■ Work to complete: Every line in the records below with the string "Demo" needs to be copied out.

[Data about app and page elements]
Content starts

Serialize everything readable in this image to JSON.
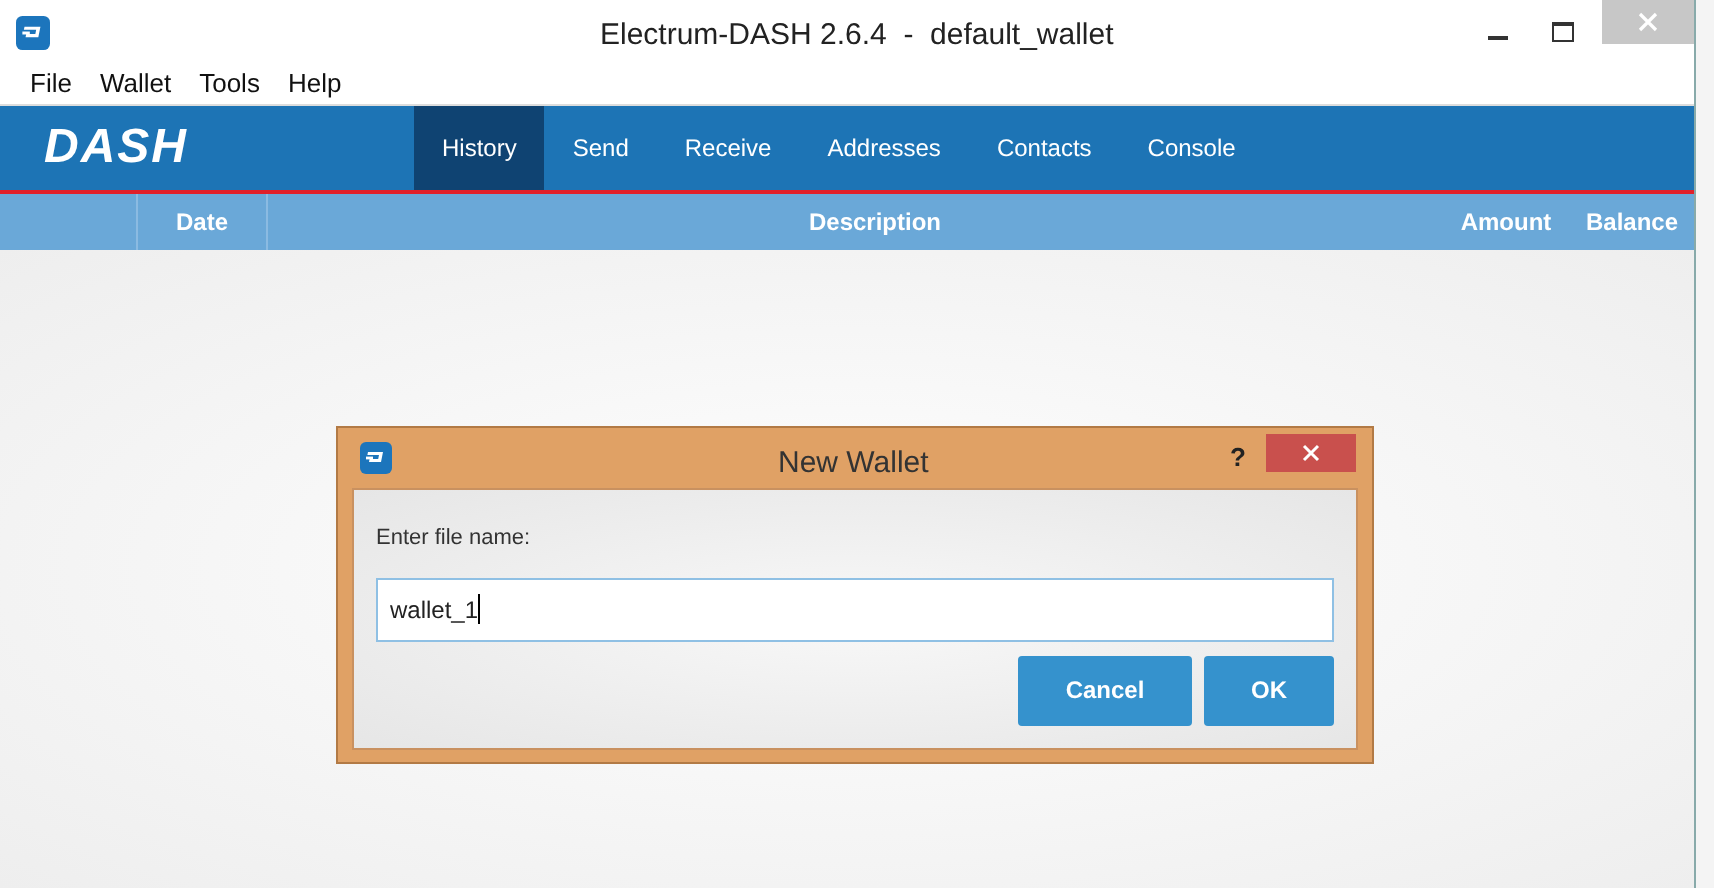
{
  "window": {
    "title": "Electrum-DASH 2.6.4  -  default_wallet"
  },
  "menu": [
    "File",
    "Wallet",
    "Tools",
    "Help"
  ],
  "logo": "DASH",
  "tabs": [
    {
      "label": "History",
      "selected": true
    },
    {
      "label": "Send",
      "selected": false
    },
    {
      "label": "Receive",
      "selected": false
    },
    {
      "label": "Addresses",
      "selected": false
    },
    {
      "label": "Contacts",
      "selected": false
    },
    {
      "label": "Console",
      "selected": false
    }
  ],
  "table": {
    "columns": [
      "Date",
      "Description",
      "Amount",
      "Balance"
    ]
  },
  "dialog": {
    "title": "New Wallet",
    "help": "?",
    "label": "Enter file name:",
    "value": "wallet_1",
    "buttons": [
      "Cancel",
      "OK"
    ]
  }
}
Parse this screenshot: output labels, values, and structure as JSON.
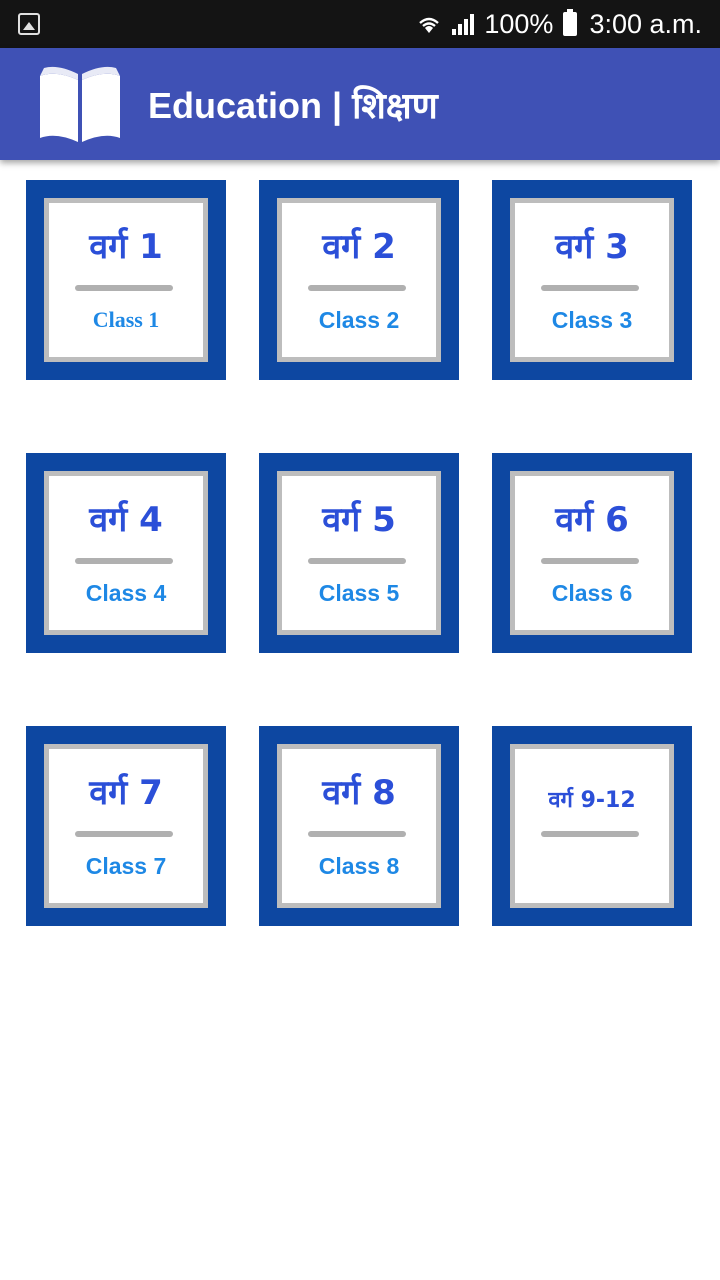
{
  "status_bar": {
    "battery": "100%",
    "time": "3:00 a.m.",
    "icons": [
      "gallery-icon",
      "wifi-icon",
      "signal-icon",
      "battery-icon"
    ]
  },
  "app_bar": {
    "title": "Education  |  शिक्षण",
    "icon": "book-icon",
    "color": "#3f51b5"
  },
  "tiles": [
    {
      "hindi": "वर्ग 1",
      "english": "Class 1"
    },
    {
      "hindi": "वर्ग 2",
      "english": "Class 2"
    },
    {
      "hindi": "वर्ग 3",
      "english": "Class 3"
    },
    {
      "hindi": "वर्ग 4",
      "english": "Class 4"
    },
    {
      "hindi": "वर्ग 5",
      "english": "Class 5"
    },
    {
      "hindi": "वर्ग 6",
      "english": "Class 6"
    },
    {
      "hindi": "वर्ग 7",
      "english": "Class 7"
    },
    {
      "hindi": "वर्ग 8",
      "english": "Class 8"
    },
    {
      "hindi": "वर्ग 9-12",
      "english": ""
    }
  ],
  "colors": {
    "tile_border": "#0d47a1",
    "hindi_text": "#2b4fd8",
    "english_text": "#1e88e5"
  }
}
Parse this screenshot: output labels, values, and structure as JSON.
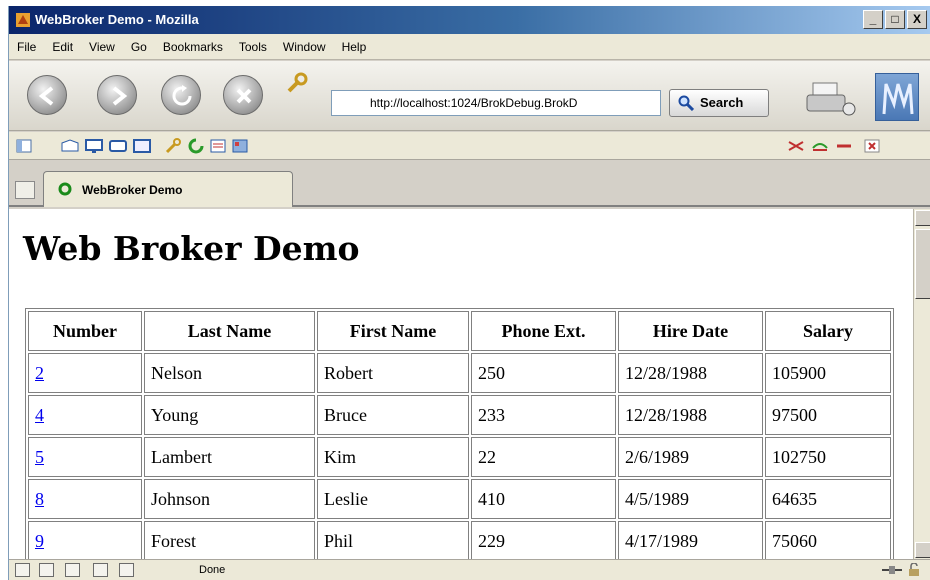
{
  "window": {
    "title": "WebBroker Demo - Mozilla",
    "buttons": {
      "minimize": "_",
      "maximize": "□",
      "close": "X"
    }
  },
  "menu": [
    "File",
    "Edit",
    "View",
    "Go",
    "Bookmarks",
    "Tools",
    "Window",
    "Help"
  ],
  "navigation": {
    "url": "http://localhost:1024/BrokDebug.BrokD",
    "search_label": "Search"
  },
  "tab": {
    "label": "WebBroker Demo"
  },
  "page": {
    "heading": "Web Broker Demo",
    "table": {
      "headers": [
        "Number",
        "Last Name",
        "First Name",
        "Phone Ext.",
        "Hire Date",
        "Salary"
      ],
      "rows": [
        [
          "2",
          "Nelson",
          "Robert",
          "250",
          "12/28/1988",
          "105900"
        ],
        [
          "4",
          "Young",
          "Bruce",
          "233",
          "12/28/1988",
          "97500"
        ],
        [
          "5",
          "Lambert",
          "Kim",
          "22",
          "2/6/1989",
          "102750"
        ],
        [
          "8",
          "Johnson",
          "Leslie",
          "410",
          "4/5/1989",
          "64635"
        ],
        [
          "9",
          "Forest",
          "Phil",
          "229",
          "4/17/1989",
          "75060"
        ]
      ]
    }
  },
  "status": {
    "text": "Done"
  },
  "colors": {
    "link": "#0000ee",
    "title_bar": "#0a246a"
  }
}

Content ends

■ Written response:
    "title": "WebBroker Demo - Mozilla",
    "label": "WebBroker Demo"
    "heading": "Web Broker Demo",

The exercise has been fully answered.